* **WORK ORDER**: For the word "star", find each line in the entries where it occurs and copy that line.

App and web page records:

BEGIN

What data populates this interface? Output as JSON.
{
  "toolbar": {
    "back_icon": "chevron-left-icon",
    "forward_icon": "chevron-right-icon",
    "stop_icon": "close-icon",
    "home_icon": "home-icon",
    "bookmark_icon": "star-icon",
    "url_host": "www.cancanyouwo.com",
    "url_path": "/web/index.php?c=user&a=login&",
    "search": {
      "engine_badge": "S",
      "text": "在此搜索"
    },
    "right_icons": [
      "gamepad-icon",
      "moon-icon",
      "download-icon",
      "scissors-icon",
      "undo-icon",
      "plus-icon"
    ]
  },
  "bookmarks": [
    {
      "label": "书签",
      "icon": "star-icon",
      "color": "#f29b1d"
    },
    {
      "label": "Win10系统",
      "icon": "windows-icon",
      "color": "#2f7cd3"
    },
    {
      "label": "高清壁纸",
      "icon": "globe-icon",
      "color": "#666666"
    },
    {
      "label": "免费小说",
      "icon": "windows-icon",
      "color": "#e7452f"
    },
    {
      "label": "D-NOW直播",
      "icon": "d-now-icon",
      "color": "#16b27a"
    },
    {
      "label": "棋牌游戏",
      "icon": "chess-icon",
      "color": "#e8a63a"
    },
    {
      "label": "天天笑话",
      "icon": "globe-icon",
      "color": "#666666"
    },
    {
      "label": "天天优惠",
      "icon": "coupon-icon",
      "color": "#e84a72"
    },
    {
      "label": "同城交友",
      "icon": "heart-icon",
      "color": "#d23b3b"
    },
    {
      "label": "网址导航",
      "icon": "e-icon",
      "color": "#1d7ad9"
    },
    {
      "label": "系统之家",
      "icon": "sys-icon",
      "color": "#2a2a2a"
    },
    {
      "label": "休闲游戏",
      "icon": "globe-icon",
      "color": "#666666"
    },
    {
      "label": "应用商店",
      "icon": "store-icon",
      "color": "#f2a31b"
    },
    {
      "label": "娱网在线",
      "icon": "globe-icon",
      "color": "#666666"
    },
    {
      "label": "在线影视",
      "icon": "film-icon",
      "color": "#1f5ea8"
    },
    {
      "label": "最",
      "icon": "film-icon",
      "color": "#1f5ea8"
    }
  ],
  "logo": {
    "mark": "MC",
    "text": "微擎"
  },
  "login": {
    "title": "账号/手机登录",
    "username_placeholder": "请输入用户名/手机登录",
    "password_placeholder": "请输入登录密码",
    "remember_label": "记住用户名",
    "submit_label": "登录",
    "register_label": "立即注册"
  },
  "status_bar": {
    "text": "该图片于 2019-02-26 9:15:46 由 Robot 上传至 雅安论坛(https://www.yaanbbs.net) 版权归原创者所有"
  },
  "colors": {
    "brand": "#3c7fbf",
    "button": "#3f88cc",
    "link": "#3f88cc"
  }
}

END

* **ANSWER FOR THIS EXERCISE**:
    "bookmark_icon": "star-icon",
      "icon": "star-icon",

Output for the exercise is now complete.